Setup/Install Video Tutorials

Installing JDK 9 Developer Preview on Windows

Installing JDK 9 Developer Preview on macOS

We also provide Getting Started videos discussing these downloads and the installation steps at http://www.deitel.com/books/Java9FP. These videos contain Paul Deitel’s contact information, please feel free to contact Paul before the course if you have any questions about the course content and/or setup.

About your instructor

  • Paul J. Deitel, Oracle® Java® Champion, CEO and Chief Technical Officer of Deitel & Associates, Inc., is an MIT graduate with 38 years of computing and corporate training experience. He is a best-selling programming-language textbook/professional book/video/e-learning author. Paul is one of the world’s most experienced Java trainers, having taught Java since 1996. He has delivered Java, JPMS (Java 9 Platform Module System), JShell (Java 9’s REPL), Android, iOS, C#, C++, C and Internet programming courses to industry clients internationally.

Schedule

The timeframes are only estimates and may vary according to how the class is progressing

Segment 1 Introduction

Segment 2 Module Declarations

  • 2.1 requires
  • 2.2 requires transitive—Implied Readability
  • 2.3 exports and exports…to
  • 2.4 uses
  • 2.5 provides…with
  • 2.6 open, opens and opens…to
  • 2.7 Restricted Keywords

Segment 3 Modularized Welcome App

  • 3.1 Welcome App’s Structure
  • 3.2 Class Welcome
  • 3.3 module-info.java
  • 3.4 Module-Dependency Graph
  • 3.5 Compiling a Module
  • 3.6 Running an App from a Module’s Exploded Folders
  • 3.7 Packaging a Module into a Modular JAR File
  • 3.8 Running the Welcome App from a Modular JAR File
  • 3.9 Aside: Classpath vs. Module Path

Segment 4 Creating and Using a Custom Module

  • 4.1 Exporting a Package for Use in Other Modules
  • 4.2 Using a Class from a Package in Another Module
  • 4.3 Compiling and Running the Example
  • 4.4 Packaging the App into Modular JAR Files
  • 4.5 Strong Encapsulation and Accessibility

Segment 5 Module-Dependency Graphs: A Deeper Look

  • 5.1 java.sql
  • 5.2 java.se
  • 5.3 Browsing the JDK Module Graph
  • 5.4 Error: Module Graph with a Cycle

LUNCH BREAK (1 hour)

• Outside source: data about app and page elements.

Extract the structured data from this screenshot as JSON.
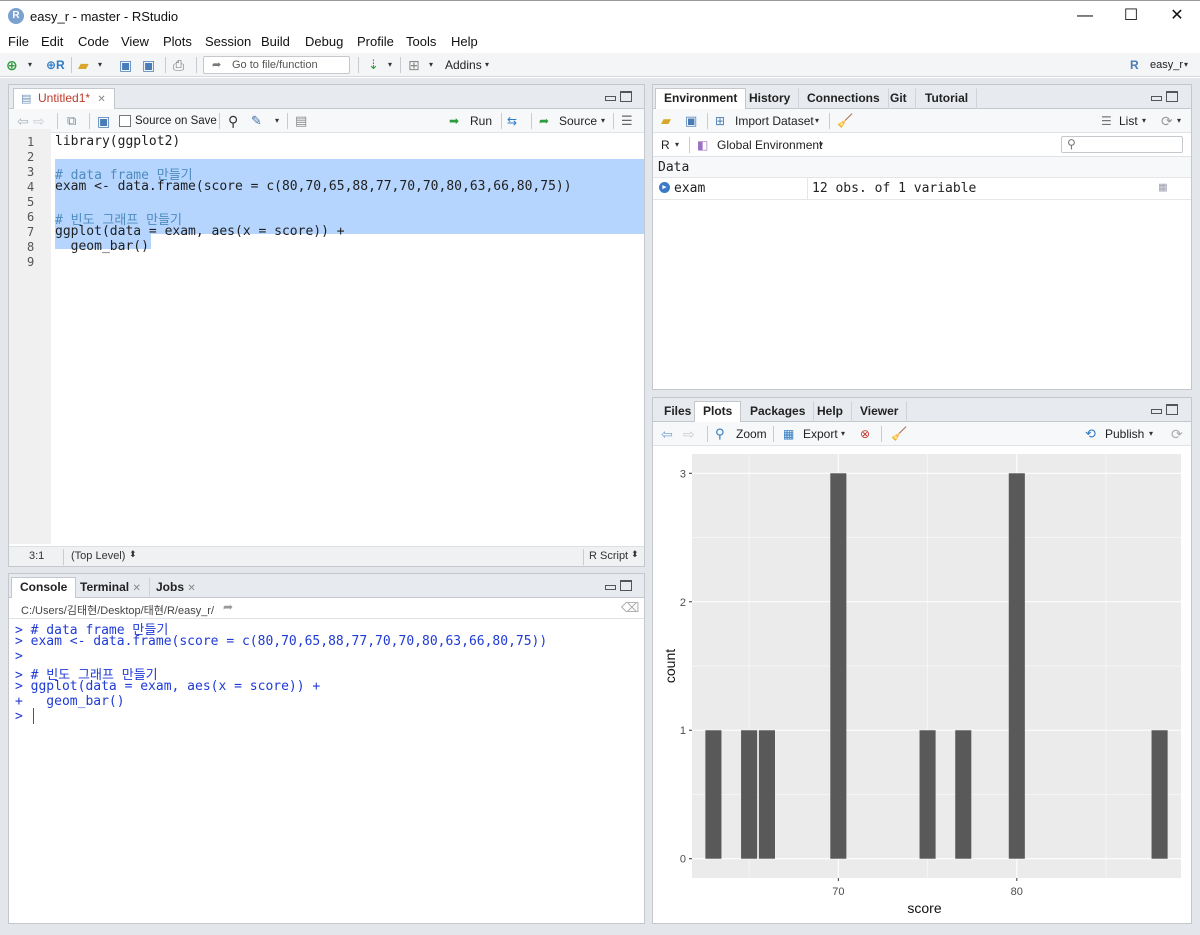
{
  "window": {
    "app_icon": "R",
    "title": "easy_r - master - RStudio",
    "minimize": "—",
    "maximize": "☐",
    "close": "✕"
  },
  "menu": [
    "File",
    "Edit",
    "Code",
    "View",
    "Plots",
    "Session",
    "Build",
    "Debug",
    "Profile",
    "Tools",
    "Help"
  ],
  "toolbar": {
    "goto_placeholder": "Go to file/function",
    "addins_label": "Addins",
    "project_label": "easy_r"
  },
  "editor": {
    "tab_label": "Untitled1*",
    "source_on_save": "Source on Save",
    "run_label": "Run",
    "source_label": "Source",
    "status_position": "3:1",
    "status_scope": "(Top Level)",
    "status_type": "R Script",
    "lines": [
      {
        "n": "1",
        "text": "library(ggplot2)"
      },
      {
        "n": "2",
        "text": ""
      },
      {
        "n": "3",
        "text": "# data frame 만들기"
      },
      {
        "n": "4",
        "text": "exam <- data.frame(score = c(80,70,65,88,77,70,70,80,63,66,80,75))"
      },
      {
        "n": "5",
        "text": ""
      },
      {
        "n": "6",
        "text": "# 빈도 그래프 만들기"
      },
      {
        "n": "7",
        "text": "ggplot(data = exam, aes(x = score)) +"
      },
      {
        "n": "8",
        "text": "  geom_bar()"
      },
      {
        "n": "9",
        "text": ""
      }
    ]
  },
  "console": {
    "tabs": [
      "Console",
      "Terminal",
      "Jobs"
    ],
    "path": "C:/Users/김태현/Desktop/태현/R/easy_r/",
    "lines": [
      "> # data frame 만들기",
      "> exam <- data.frame(score = c(80,70,65,88,77,70,70,80,63,66,80,75))",
      ">",
      "> # 빈도 그래프 만들기",
      "> ggplot(data = exam, aes(x = score)) +",
      "+   geom_bar()",
      "> "
    ]
  },
  "environment": {
    "tabs": [
      "Environment",
      "History",
      "Connections",
      "Git",
      "Tutorial"
    ],
    "import_dataset": "Import Dataset",
    "list_label": "List",
    "r_label": "R",
    "global_env": "Global Environment",
    "section": "Data",
    "rows": [
      {
        "name": "exam",
        "value": "12 obs. of 1 variable"
      }
    ]
  },
  "plots_pane": {
    "tabs": [
      "Files",
      "Plots",
      "Packages",
      "Help",
      "Viewer"
    ],
    "zoom_label": "Zoom",
    "export_label": "Export",
    "publish_label": "Publish"
  },
  "chart_data": {
    "type": "bar",
    "x": [
      63,
      65,
      66,
      70,
      75,
      77,
      80,
      88
    ],
    "values": [
      1,
      1,
      1,
      3,
      1,
      1,
      3,
      1
    ],
    "xlabel": "score",
    "ylabel": "count",
    "xticks": [
      70,
      80
    ],
    "yticks": [
      0,
      1,
      2,
      3
    ],
    "xlim": [
      61.8,
      89.2
    ],
    "ylim": [
      -0.15,
      3.15
    ],
    "bar_width": 0.9,
    "grid": true,
    "colors": {
      "panel": "#ebebeb",
      "bar": "#595959",
      "grid": "#ffffff"
    }
  }
}
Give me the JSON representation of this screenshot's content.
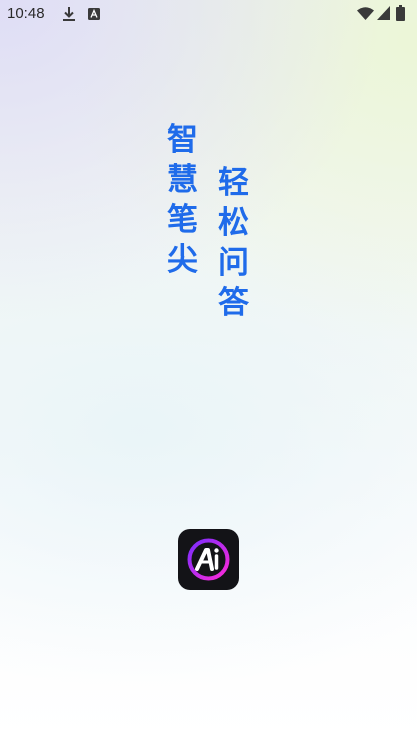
{
  "status_bar": {
    "time": "10:48",
    "icons": [
      "download-icon",
      "notification-icon",
      "wifi-icon",
      "signal-icon",
      "battery-icon"
    ]
  },
  "slogan": {
    "left_column": [
      "智",
      "慧",
      "笔",
      "尖"
    ],
    "right_column": [
      "轻",
      "松",
      "问",
      "答"
    ],
    "color": "#1f6bea"
  },
  "app_logo": {
    "icon": "ai-logo-icon",
    "background_color": "#131317",
    "ring_colors": [
      "#7a2cff",
      "#ff2ad8"
    ]
  }
}
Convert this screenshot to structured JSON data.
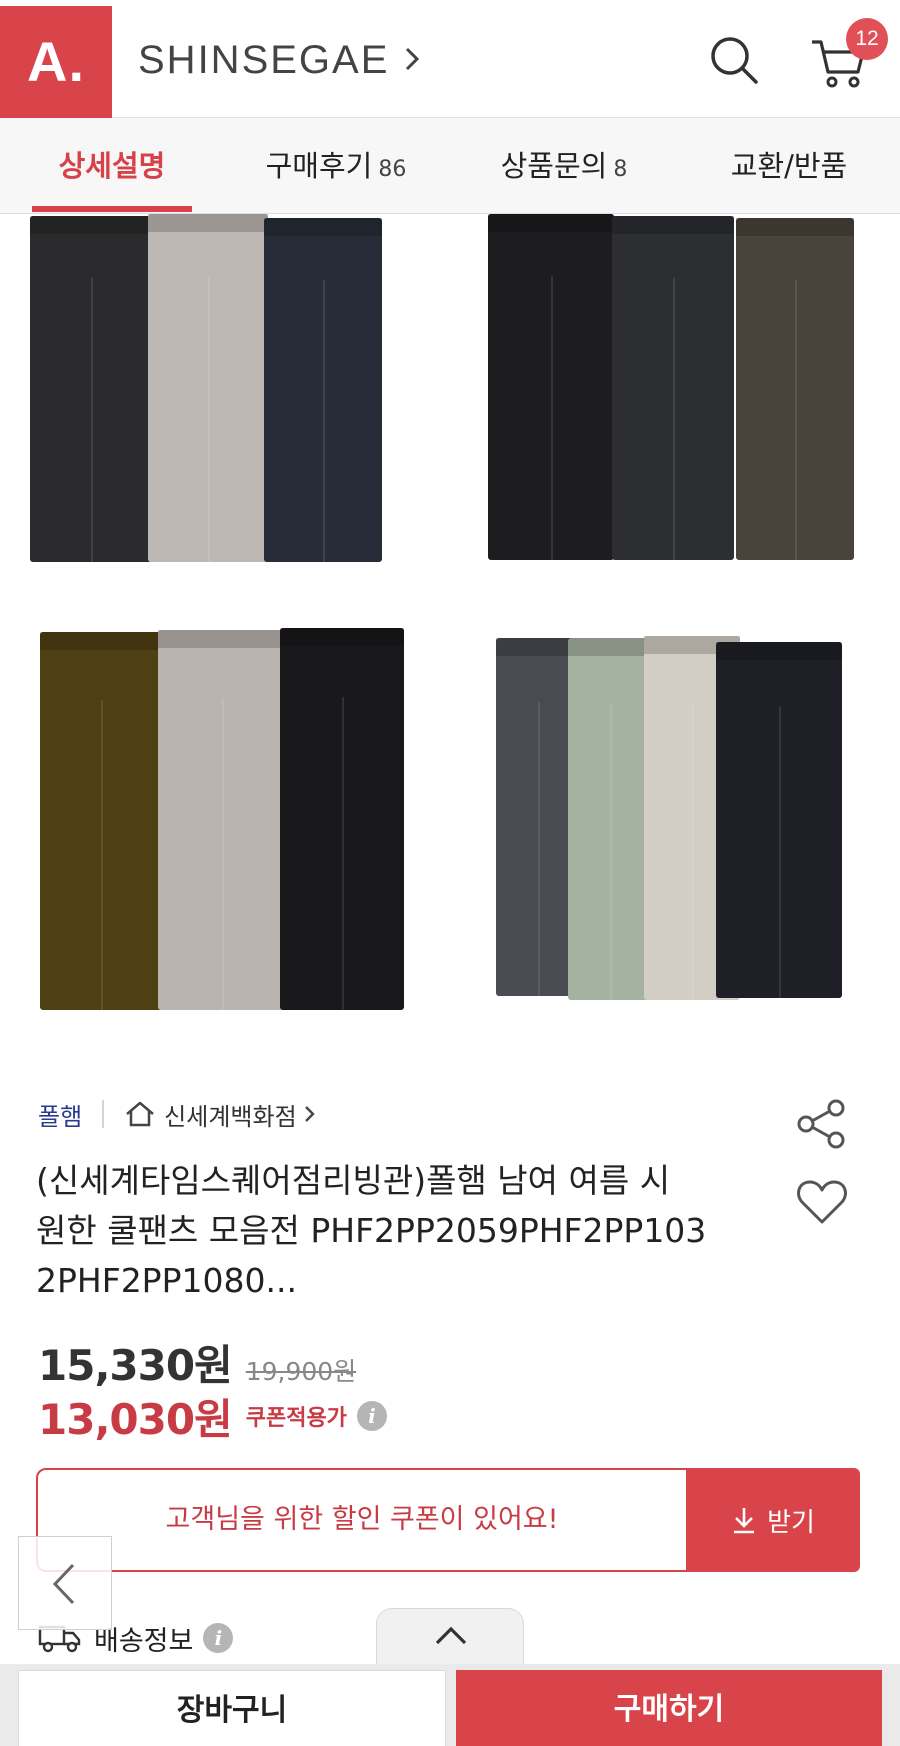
{
  "header": {
    "logo_text": "A.",
    "brand": "SHINSEGAE",
    "cart_count": "12"
  },
  "tabs": [
    {
      "label": "상세설명",
      "count": "",
      "active": true
    },
    {
      "label": "구매후기",
      "count": "86",
      "active": false
    },
    {
      "label": "상품문의",
      "count": "8",
      "active": false
    },
    {
      "label": "교환/반품",
      "count": "",
      "active": false
    }
  ],
  "product_images": {
    "groups": [
      {
        "colors": [
          "#2b2b2d",
          "#bdb8b3",
          "#282c38"
        ]
      },
      {
        "colors": [
          "#1d1d1f",
          "#2c2e32",
          "#4a433c"
        ]
      },
      {
        "colors": [
          "#4f4014",
          "#bab3ae",
          "#19191b"
        ]
      },
      {
        "colors": [
          "#4a4a52",
          "#a5b2a2",
          "#d2cdc5",
          "#1f2027"
        ]
      }
    ]
  },
  "seller": {
    "brand": "폴햄",
    "store": "신세계백화점"
  },
  "product": {
    "title_line1": "(신세계타임스퀘어점리빙관)폴햄 남여 여름 시",
    "title_line2": "원한 쿨팬츠 모음전  PHF2PP2059PHF2PP103",
    "title_line3": "2PHF2PP1080..."
  },
  "price": {
    "current": "15,330원",
    "original": "19,900원",
    "coupon_price": "13,030원",
    "coupon_label": "쿠폰적용가"
  },
  "coupon_banner": {
    "text": "고객님을 위한 할인 쿠폰이 있어요!",
    "button": "받기"
  },
  "shipping": {
    "label": "배송정보"
  },
  "bottom": {
    "cart_button": "장바구니",
    "buy_button": "구매하기"
  },
  "colors": {
    "accent": "#d9434a",
    "seller_blue": "#2a3a8c"
  }
}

Segment 6 Migrating Code to Java 9

  • 6.1 Unnamed Module
  • 6.2 Automatic Modules
  • 6.3 jdeps: Java Dependency Analysis

Segment 7 Resources in Modules; Using an Automatic Module

  • 7.1 Automatic Modules
  • 7.2 Requiring Multiple Modules
  • 7.3 Opening a Module for Reflection
  • 7.4 Module-Dependency Graph
  • 7.5 Compiling the Module
  • 7.6 Running a Modularized App

Segment 8 Creating Custom Runtimes with jlink

  • 8.1 Listing the JRE’s Modules
  • 8.2 Custom Runtime Containing Only java.base
  • 8.3 Creating a Custom Runtime for the Welcome App
  • 8.4 Executing the Welcome App Using a Custom Runtime
  • 8.5 Using the Module Resolver on a Custom Runtime

Segment 9 Services and ServiceLoader

  • 9.1 Service-Provider Interface
  • 9.2 Loading and Consuming Service Providers
  • 9.3 uses Module Directive and Service Consumers
  • 9.4 Running the App with No Service Providers
  • 9.5 Implementing a Service Provider
  • 9.6 provides…with Module Directive and Declaring a Service Provider
  • 9.7 Running the App with One Service Provider
  • 9.8 Implementing a Second Service Provider
  • 9.9 Running the App with Two Service Providers